Elinor Trotsky, a resident at the Jewish Senior Life apartments in West Bloomfield Township, gets a temperature check by Maintenance Supervisor Rick Napper upon returning to the facility for the day.

Elinor Trotsky, a resident at the Jewish Senior Life apartments in West Bloomfield Township, gets a temperature check by Maintenance Supervisor Rick Napper upon returning to the facility for the day.

Photo by Deb Jacques


Safety and socializing key to battle COVID-19 in nursing homes

By: Tiffany Esshaki | C&G Newspapers | Published June 19, 2020

 Jewish Senior Life resident Gertie Ehrlichman chooses a word-seek book from the activity cart.

Jewish Senior Life resident Gertie Ehrlichman chooses a word-seek book from the activity cart.

Photo by Deb Jacques

 The residences at the Jewish Senior Life facility in West Bloomfield Township are open again to new tenant applications.

The residences at the Jewish Senior Life facility in West Bloomfield Township are open again to new tenant applications.
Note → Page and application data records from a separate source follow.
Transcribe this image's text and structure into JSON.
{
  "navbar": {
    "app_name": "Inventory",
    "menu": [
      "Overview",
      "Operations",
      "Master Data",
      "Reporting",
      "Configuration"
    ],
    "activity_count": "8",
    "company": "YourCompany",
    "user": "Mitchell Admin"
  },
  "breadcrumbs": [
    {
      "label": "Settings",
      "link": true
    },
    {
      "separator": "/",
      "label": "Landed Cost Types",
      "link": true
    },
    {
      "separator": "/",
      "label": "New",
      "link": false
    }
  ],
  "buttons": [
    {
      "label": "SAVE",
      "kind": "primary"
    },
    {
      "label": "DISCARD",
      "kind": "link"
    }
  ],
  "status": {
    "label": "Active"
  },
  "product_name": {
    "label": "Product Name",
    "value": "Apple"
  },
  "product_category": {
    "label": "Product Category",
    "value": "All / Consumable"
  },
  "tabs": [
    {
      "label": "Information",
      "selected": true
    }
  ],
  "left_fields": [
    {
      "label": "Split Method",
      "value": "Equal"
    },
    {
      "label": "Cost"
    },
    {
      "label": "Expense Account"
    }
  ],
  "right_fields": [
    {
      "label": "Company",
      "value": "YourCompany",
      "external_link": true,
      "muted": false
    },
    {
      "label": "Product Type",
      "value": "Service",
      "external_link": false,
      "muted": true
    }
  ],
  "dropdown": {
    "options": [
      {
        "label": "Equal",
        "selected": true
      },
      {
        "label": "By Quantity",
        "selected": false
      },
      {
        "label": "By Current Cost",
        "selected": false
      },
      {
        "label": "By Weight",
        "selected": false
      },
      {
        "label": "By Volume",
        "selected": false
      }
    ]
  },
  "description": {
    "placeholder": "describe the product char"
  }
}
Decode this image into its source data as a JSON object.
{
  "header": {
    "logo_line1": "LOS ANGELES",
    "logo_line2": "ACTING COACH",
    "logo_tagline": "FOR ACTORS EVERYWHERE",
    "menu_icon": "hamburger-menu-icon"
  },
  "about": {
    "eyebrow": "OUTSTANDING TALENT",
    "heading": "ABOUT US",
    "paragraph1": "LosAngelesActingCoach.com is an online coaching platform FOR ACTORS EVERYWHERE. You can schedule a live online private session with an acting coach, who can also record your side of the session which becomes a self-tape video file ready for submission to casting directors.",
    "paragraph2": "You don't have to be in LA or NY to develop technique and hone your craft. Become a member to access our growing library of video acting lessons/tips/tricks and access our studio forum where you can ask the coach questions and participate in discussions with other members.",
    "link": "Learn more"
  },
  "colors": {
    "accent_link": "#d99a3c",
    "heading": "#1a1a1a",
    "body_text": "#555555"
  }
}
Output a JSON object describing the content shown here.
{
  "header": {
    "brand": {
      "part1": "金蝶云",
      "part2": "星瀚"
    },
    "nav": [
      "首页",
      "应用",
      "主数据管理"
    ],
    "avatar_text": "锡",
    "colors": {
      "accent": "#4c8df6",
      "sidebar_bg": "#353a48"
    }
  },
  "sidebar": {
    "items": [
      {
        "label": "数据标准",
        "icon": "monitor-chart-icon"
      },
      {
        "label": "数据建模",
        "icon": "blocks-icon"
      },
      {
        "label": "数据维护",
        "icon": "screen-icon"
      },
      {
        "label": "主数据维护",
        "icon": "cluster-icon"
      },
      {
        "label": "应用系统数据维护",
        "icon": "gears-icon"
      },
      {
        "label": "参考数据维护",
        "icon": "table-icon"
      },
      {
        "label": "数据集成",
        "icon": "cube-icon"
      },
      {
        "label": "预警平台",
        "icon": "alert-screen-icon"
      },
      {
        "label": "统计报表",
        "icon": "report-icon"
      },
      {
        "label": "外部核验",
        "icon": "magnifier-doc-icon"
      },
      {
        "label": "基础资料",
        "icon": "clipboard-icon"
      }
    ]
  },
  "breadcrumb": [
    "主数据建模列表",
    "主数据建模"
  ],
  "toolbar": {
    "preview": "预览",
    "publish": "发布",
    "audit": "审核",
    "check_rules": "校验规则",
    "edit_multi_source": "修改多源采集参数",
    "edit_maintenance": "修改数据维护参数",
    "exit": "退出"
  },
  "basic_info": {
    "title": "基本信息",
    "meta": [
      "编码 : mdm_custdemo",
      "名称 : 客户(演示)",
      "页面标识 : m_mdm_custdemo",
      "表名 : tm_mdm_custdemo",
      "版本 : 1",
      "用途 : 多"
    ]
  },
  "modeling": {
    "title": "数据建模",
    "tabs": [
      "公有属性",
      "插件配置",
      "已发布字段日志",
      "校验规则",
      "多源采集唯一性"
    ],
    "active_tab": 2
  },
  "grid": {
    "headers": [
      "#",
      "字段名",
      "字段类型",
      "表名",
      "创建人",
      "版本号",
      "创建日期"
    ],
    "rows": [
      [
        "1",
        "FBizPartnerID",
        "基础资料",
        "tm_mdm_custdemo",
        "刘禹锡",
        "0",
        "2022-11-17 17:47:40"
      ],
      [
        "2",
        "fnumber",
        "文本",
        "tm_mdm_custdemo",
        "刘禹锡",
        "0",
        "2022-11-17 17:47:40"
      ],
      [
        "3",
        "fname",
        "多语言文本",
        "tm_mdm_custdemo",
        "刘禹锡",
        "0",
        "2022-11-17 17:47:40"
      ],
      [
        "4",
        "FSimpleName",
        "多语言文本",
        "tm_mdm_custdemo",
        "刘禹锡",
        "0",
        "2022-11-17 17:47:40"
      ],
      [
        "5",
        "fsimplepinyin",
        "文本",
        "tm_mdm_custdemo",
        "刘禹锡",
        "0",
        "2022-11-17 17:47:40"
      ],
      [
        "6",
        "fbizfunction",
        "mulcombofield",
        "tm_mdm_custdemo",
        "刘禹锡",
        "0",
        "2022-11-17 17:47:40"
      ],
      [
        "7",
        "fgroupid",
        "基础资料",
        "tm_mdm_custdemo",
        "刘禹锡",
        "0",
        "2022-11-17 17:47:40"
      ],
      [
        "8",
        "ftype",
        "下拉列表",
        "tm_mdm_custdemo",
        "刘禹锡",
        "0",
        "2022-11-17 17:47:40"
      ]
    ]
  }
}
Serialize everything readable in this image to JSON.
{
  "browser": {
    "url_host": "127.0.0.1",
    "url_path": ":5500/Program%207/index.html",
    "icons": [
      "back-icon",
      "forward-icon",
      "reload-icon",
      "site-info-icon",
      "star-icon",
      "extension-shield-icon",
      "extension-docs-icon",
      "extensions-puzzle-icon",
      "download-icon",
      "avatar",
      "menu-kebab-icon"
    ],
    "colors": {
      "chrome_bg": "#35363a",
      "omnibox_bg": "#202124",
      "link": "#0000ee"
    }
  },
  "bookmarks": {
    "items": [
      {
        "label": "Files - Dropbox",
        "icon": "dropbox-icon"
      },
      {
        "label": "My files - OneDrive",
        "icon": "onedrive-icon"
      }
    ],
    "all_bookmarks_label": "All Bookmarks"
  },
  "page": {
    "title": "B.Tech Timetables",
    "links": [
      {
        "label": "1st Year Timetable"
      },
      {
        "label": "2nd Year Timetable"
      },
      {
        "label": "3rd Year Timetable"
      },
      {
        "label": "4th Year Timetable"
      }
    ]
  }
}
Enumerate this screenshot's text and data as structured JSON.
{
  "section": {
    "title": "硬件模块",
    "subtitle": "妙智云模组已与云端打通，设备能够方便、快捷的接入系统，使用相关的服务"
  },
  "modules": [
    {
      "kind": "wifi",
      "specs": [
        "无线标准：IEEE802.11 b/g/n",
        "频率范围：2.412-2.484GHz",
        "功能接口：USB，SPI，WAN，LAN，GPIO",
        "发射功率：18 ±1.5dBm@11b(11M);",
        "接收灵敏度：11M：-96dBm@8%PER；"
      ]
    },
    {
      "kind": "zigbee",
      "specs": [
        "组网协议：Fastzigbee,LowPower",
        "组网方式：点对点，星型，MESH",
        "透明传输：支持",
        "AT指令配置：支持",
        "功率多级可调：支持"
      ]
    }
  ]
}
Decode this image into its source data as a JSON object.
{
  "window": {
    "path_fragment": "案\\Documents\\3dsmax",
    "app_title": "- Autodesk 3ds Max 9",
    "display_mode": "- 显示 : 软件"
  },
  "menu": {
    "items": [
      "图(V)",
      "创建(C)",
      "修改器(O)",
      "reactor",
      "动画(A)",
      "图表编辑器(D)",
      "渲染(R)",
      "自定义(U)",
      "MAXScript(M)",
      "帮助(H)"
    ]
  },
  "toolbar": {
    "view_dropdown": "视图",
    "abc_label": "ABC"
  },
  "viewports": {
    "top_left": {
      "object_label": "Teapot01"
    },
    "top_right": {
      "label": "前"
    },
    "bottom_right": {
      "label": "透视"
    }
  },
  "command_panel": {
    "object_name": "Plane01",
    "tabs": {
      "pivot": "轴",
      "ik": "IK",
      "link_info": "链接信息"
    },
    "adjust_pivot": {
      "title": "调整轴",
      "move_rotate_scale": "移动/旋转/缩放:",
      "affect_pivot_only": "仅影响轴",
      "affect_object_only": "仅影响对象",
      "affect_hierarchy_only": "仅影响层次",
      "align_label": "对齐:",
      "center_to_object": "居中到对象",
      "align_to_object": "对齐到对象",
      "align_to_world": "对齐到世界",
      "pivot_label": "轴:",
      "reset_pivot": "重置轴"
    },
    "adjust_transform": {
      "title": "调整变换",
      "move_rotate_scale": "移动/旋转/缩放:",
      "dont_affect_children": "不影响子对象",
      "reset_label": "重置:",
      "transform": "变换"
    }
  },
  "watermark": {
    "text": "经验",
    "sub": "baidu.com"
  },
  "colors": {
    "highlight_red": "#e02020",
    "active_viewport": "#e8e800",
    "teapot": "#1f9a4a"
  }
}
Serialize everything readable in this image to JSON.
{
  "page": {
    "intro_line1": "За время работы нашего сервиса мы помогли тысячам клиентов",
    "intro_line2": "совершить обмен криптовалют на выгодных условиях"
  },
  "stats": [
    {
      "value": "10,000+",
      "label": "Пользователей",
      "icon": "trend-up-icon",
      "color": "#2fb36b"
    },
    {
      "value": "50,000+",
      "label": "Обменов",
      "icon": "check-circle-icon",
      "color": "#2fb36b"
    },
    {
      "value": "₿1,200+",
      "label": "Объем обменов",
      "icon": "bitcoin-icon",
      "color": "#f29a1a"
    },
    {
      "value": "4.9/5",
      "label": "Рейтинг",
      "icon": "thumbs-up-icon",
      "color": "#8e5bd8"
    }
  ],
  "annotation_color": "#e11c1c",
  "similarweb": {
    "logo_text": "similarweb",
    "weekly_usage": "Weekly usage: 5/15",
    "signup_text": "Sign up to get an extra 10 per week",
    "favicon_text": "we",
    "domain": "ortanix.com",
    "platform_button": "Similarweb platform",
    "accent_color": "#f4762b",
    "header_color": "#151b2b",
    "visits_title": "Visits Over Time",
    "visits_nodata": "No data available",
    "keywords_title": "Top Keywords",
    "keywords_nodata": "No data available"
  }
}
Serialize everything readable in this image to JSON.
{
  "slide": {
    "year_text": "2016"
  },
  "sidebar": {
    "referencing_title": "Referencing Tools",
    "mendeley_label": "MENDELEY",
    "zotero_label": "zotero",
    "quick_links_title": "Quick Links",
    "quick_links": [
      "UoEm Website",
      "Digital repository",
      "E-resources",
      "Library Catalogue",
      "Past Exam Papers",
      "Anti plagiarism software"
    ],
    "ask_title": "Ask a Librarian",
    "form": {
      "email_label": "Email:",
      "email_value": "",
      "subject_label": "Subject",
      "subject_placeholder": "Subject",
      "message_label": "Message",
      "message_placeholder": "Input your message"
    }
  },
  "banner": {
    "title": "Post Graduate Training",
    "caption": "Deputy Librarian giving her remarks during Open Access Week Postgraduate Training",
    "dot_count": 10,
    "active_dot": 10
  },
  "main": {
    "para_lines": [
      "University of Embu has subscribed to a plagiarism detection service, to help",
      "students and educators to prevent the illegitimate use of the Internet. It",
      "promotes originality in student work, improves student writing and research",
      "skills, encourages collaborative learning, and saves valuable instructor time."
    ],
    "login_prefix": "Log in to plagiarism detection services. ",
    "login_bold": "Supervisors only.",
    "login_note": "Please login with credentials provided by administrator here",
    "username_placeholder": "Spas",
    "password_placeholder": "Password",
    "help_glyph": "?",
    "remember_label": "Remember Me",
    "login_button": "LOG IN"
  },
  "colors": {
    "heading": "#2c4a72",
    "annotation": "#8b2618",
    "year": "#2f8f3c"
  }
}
Photo by Deb Jacques

METRO DETROIT — Quarantine has been tough on the youngest people in our families, as play dates and schoolwork have been dramatically changed to decelerate the spread of COVID-19.

It’s been even tougher on our older people. Residents in senior living facilities have been especially vulnerable to contracting the virus, and to boot, the once-thriving social communities have struggled to keep friends and peers connected while properly socially distancing.

But they’ve got it pretty well figured out over at the Jewish Senior Life residences in West Bloomfield, according to JSL Director of Residential Marketing and Community Relations Tracey Proghovnick Edelstein.

“We currently serve all of our meals to our residents in their apartments, and we either check in with independent living residents by phone, or for our assisted living residents we’re interfacing because of the care component,” she explained. “We’ve been extremely cautious, but also kept socialization and mental health at the highest level we can.”

That has meant bringing puzzles, books and games right to each room, and planning to stagger service in the dining room to promote social distancing. Even more, some of the more exciting events going on haven’t been scratched from the schedule amid the shutdown.

“We play bingo over our speaker system so residents can play in their apartments,” Proghovnick Edelstein said. “We have entertainment outside and move (performers) to each side of the buildings so that everyone can see them and hear the music.”

While the programming minds at senior living facilities are working hard to keep residents busy, first and foremost the concern of staff is keeping residents and personnel safe from COVID-19.

After all, of the tens of thousands of cases recorded in the state of Michigan, 12% of them came from nursing homes, according to the Michigan Department of Health and Human Services. They also account for more than a third of the virus deaths.

Riverview Health, which has several locations around metro Detroit, has tried to balance mental health initiatives with physical protection from the virus.

“At Riverview Grosse Pointe, we have adapted our programming and socialization opportunities in all areas to adhere to these requirements, which we feel is in the best interest of our residents and staff for their health and safety,” Richard Levin, the CEO of Riverview Health, said in an email. “We will continue to take these measures for as long as needed and are considering the continuation of some of the practices which have been implemented even after the risks of the COVID-19 pandemic have ended.”

The DHHS announced last week that it’s tightening up requirements for testing and data reporting from nursing homes, along with personal protective equipment and staffing shortages. Now that cases of COVID-19 are seemingly slowing, the goal is to keep a close eye on virus hot spots and, hopefully, keep new outbreaks contained.

“As we continue working to protect Michigan families from the spread of COVID-19 and lower the chance of a second wave, we must do everything we can to protect our most vulnerable Michiganders and those frontline workers who care for them,” said Gov. Gretchen Whitmer in a press release. “Continuous testing and proper staffing are crucial to that effort. As we continue to safely reopen sectors of our economy, (MDHHS Director Robert Gordon) and I will keep working with our partners in health care to ensure protections for our most vulnerable populations and for the brave men and women on the front lines fighting this virus.”

The ramped up safety policies have been hard on seniors residing in nursing homes, for sure. But Proghovnick Edelstein said they’re doing better than their younger counterparts.

“They’ve been amazingly compliant with everything we’ve asked them to do. But, you know, a lot of our residents lived through the Great Depression and World War II. Quite frankly, this is just another challenge they need to get through. We’re all learning from them. A lot of the younger people on our staff are saying, ‘If they can handle this, we can too.’”